This issue brief outlines a policy agenda for federal, state, and local efforts that can increase participation in summer STEM learning, with a special focus on girls and students of color who have been under-represented in higher education and in careers.
Taking a cross-sector approach can be an effective strategy to engage out-of-school time (OST) programs in quality improvement systems. From December of 2016 through March of 2017, the National Center on Afterschool and Summer Enrichment (NCASE) engaged cross-sector planning teams in an OST collaboration on topics including: readiness and stages of change in building cross-sector partnersh
This FAQ document is designed for summer program providers that serve children from low-income families and may be interested in serving families who use child care subsidies, but are not overly familiar with CCDF.
Summer learning is a key solution to closing academic and opportunity gaps that affect many communities across the country. When children continue to learn during the summer, they are healthier, safer, and smarter, and their schools and communities are more successful.
This brief outlines how lead agencies can use direct service grants and contracts to increase the supply of quality child care for underserved or vulnerable populations. Grants and contracts can help stabilize programs and promote higher quality with comprehensive services for school-age and other special populations.
This issue brief is an interview with Paul von Hippel from Ohio State University; it shares research that children gain weight two to three times faster in the summer months than during the school year. This trend is especially true for African American and Hispanic children.
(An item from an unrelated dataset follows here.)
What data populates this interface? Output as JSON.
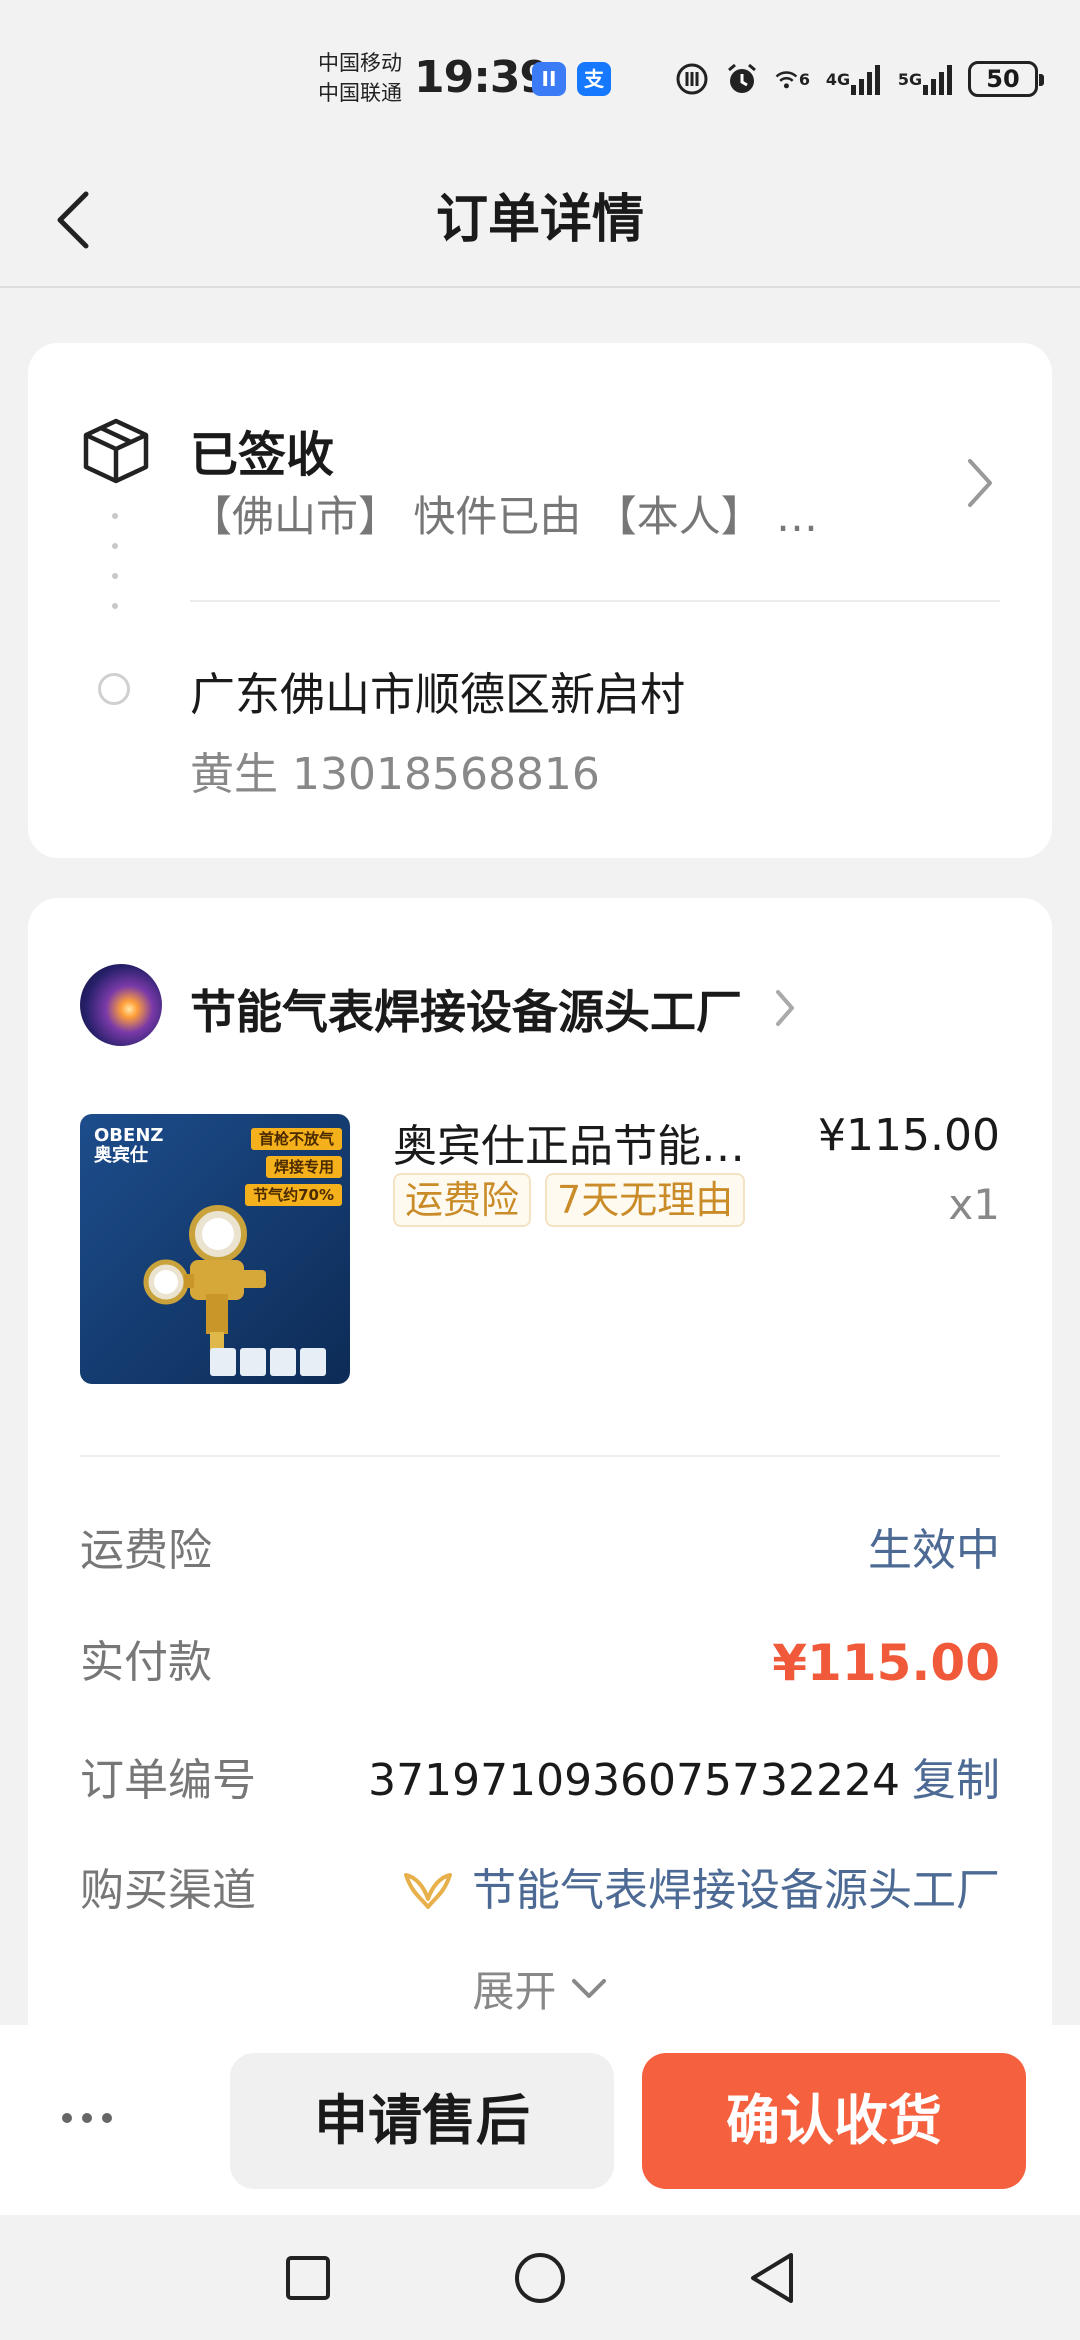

This issue brief provides case studies of best practices in four exemplary summer programs that provide engaging STEM opportunities. The programs in Ohio, Connecticut, Michigan, and Kentucky produce positive outcomes on grades, standardized test scores, social-emotional competence, and graduation rates.
This issue brief is an interview with the evaluator of a STEM project with middle and high school tribal youth, working with tribal leaders and STEM professionals on a research project about salmon restoration. The evaluation shows how involving youth in an engaging and authentic research project built their STEM skills in a possible career path. There is a link to the full research report.